PROVIDED ENTRIES START
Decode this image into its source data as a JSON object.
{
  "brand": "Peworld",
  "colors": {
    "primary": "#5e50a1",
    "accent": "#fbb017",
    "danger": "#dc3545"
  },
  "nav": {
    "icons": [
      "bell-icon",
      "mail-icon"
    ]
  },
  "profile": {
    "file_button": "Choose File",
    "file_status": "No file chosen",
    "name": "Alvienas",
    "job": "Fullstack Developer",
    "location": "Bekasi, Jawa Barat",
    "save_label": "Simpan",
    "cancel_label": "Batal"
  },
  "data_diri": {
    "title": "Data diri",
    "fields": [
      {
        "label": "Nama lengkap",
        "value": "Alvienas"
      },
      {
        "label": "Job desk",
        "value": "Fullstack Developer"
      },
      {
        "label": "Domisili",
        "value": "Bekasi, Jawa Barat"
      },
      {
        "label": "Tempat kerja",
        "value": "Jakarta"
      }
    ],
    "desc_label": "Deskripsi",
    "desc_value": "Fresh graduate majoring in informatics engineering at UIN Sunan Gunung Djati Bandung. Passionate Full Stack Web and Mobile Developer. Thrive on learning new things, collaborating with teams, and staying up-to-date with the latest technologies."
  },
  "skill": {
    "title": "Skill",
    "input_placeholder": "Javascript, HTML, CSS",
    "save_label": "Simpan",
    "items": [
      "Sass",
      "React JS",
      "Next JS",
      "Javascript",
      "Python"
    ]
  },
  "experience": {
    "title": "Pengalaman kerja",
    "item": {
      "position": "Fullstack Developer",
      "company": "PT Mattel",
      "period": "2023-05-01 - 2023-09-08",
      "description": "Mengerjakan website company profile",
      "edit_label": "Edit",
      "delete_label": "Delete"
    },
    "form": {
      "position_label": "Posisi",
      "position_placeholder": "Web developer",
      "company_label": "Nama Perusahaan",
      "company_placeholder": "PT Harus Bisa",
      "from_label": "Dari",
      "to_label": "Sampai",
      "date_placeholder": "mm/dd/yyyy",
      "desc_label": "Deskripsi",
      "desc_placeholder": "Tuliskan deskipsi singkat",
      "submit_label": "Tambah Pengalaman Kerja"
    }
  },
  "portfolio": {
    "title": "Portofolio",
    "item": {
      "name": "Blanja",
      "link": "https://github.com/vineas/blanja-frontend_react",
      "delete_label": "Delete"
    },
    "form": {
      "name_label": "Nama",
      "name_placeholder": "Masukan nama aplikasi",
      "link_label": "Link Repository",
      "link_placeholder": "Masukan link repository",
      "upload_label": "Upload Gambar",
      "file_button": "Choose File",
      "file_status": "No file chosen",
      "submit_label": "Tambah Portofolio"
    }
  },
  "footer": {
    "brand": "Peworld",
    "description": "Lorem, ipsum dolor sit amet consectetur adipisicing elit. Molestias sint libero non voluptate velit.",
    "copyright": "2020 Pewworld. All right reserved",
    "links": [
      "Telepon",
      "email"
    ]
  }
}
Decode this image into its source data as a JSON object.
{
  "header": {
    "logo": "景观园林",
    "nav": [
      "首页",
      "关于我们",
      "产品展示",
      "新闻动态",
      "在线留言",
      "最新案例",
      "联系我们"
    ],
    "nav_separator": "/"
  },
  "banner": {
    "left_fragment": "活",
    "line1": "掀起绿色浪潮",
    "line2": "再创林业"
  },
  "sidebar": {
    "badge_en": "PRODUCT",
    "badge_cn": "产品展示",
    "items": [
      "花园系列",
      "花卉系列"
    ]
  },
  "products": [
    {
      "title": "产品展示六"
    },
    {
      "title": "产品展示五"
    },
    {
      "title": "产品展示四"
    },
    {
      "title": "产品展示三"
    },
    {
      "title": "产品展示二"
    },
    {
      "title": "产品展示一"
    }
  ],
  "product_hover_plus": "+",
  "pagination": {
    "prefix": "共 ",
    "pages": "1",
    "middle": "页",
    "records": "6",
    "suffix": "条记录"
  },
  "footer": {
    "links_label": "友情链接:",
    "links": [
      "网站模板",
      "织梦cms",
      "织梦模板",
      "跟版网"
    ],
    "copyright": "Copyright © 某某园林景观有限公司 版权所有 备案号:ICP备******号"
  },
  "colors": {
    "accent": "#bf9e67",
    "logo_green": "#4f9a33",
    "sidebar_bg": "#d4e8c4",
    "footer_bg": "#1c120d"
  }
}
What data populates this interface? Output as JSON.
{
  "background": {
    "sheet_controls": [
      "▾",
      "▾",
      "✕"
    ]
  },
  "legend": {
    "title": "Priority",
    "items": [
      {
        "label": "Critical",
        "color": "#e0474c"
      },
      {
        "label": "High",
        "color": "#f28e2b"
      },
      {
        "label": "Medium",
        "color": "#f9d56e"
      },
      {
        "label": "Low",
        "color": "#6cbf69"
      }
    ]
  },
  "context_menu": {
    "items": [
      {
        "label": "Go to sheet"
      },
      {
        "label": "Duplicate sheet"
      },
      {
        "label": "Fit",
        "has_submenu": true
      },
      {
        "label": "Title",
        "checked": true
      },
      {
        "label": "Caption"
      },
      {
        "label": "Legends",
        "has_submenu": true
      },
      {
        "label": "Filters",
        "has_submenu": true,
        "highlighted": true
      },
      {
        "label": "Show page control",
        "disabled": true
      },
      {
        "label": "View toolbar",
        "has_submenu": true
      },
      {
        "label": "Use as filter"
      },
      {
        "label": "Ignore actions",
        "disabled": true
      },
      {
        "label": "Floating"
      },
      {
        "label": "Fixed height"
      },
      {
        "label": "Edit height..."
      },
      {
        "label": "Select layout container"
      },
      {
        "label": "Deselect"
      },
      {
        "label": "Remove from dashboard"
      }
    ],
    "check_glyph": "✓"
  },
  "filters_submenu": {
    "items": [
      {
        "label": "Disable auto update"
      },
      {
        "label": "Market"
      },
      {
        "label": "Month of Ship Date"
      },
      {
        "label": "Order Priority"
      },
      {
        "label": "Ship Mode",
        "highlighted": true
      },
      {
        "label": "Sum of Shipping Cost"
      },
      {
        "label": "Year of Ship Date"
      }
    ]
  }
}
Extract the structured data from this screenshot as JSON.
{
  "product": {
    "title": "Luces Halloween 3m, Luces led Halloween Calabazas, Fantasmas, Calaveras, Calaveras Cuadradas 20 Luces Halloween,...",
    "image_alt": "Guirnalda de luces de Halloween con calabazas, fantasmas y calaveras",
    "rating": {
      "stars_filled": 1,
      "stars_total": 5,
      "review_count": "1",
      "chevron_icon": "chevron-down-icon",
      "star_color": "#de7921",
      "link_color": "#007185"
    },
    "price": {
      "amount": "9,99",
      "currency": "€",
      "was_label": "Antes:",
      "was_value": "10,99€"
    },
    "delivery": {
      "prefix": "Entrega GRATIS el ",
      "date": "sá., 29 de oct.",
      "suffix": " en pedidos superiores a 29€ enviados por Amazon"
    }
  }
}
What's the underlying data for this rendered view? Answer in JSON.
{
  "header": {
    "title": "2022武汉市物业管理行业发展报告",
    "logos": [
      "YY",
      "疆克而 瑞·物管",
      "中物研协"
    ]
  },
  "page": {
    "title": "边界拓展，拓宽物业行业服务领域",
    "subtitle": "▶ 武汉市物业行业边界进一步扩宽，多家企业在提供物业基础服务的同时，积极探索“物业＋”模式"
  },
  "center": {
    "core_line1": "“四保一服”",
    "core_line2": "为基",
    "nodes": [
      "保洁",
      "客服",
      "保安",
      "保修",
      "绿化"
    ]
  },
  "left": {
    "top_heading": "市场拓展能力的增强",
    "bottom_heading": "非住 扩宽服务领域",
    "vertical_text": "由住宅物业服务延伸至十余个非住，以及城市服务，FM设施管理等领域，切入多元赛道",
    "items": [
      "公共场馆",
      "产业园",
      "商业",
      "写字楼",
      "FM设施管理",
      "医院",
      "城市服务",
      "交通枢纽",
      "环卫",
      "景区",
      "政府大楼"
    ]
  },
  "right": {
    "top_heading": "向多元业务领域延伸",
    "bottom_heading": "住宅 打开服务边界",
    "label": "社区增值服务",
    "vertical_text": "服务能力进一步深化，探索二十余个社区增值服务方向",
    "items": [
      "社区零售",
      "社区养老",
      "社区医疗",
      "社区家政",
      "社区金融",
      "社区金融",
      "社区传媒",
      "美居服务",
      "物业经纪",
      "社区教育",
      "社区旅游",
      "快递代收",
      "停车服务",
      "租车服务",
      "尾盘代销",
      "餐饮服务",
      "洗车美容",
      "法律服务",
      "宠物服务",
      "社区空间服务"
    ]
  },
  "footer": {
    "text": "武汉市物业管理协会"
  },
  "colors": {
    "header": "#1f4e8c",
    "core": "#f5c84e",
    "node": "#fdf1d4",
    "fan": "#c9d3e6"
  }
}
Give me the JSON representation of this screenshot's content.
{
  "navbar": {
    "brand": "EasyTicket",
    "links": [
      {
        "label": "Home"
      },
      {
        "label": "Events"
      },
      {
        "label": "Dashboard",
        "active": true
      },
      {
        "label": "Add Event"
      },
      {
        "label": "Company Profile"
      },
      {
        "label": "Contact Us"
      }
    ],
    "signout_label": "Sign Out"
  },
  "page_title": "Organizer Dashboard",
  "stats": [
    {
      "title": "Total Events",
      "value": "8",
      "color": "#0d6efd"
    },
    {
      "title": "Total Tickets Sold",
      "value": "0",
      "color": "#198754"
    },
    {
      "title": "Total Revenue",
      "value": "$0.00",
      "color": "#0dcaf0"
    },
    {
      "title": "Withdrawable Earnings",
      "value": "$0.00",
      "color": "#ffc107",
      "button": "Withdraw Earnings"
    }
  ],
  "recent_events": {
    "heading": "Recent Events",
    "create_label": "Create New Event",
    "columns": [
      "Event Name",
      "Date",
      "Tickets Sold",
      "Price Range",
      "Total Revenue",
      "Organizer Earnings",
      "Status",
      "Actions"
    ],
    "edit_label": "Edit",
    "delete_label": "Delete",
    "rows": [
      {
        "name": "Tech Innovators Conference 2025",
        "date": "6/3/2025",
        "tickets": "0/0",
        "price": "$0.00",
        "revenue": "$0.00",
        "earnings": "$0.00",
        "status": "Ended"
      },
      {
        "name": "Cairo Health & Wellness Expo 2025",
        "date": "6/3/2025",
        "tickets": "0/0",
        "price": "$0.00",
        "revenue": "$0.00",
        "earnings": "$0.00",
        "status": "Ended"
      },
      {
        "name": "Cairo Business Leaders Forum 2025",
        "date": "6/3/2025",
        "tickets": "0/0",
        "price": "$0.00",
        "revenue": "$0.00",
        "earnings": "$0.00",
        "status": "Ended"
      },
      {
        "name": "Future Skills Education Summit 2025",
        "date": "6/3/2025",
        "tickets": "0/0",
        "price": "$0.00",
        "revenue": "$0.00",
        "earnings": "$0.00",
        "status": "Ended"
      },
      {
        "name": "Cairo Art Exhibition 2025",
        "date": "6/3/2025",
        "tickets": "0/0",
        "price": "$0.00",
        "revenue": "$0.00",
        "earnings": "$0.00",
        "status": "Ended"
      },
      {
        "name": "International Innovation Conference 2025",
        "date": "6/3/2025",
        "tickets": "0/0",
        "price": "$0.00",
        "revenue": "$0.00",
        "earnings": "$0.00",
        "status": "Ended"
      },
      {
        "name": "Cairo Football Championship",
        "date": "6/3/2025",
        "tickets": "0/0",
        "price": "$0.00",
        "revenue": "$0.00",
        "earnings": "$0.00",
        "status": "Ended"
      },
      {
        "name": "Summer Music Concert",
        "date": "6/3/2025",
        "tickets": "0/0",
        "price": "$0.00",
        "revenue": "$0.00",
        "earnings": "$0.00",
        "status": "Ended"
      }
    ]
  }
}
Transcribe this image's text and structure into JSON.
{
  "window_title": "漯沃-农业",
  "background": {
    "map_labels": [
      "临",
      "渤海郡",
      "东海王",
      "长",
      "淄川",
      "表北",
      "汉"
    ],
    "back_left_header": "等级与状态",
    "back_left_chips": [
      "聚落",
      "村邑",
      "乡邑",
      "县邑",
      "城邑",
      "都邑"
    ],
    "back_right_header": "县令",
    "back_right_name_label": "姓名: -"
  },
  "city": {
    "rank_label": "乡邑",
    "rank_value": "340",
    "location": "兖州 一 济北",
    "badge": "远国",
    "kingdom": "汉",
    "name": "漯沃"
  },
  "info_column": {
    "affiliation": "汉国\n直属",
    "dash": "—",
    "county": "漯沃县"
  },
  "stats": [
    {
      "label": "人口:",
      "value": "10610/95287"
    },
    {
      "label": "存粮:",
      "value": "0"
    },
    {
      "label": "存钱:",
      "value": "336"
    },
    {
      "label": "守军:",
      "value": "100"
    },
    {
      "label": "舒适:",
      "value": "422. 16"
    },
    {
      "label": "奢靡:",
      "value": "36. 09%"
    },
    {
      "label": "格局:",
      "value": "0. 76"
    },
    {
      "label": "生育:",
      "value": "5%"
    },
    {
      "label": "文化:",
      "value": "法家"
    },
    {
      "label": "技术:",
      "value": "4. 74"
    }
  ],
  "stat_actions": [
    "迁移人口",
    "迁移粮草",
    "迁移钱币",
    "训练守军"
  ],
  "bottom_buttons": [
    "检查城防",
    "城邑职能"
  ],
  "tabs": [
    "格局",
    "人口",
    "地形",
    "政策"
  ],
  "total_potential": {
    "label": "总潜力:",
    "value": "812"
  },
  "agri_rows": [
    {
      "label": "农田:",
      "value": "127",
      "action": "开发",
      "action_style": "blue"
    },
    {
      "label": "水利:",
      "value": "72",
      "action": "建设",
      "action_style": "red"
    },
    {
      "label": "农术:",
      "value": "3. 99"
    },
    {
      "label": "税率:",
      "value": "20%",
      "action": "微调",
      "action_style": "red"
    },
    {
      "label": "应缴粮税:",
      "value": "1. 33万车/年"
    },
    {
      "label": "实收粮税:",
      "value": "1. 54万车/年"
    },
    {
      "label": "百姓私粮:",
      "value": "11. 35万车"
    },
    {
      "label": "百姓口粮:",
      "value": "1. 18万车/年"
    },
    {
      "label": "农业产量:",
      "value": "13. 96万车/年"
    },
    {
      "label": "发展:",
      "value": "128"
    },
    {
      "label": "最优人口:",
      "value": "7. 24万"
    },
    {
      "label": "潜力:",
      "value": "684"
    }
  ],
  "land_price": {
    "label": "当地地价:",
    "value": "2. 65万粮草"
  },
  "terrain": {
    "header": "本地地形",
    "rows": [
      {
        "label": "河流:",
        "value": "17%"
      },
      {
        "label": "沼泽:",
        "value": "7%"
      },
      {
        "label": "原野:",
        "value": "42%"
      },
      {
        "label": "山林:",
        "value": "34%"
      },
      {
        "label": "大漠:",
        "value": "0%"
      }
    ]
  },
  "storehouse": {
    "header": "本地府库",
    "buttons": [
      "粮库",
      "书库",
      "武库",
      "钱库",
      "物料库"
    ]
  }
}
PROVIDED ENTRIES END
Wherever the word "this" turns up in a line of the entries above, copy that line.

**SOLUTION BELOW:**
Decode this image into its source data as a JSON object.
Decode this image into its source data as a JSON object.
What data populates this interface? Output as JSON.
Extract the structured data from this screenshot as JSON.
What's the underlying data for this rendered view? Answer in JSON.
Give me the JSON representation of this screenshot's content.
Transcribe this image's text and structure into JSON.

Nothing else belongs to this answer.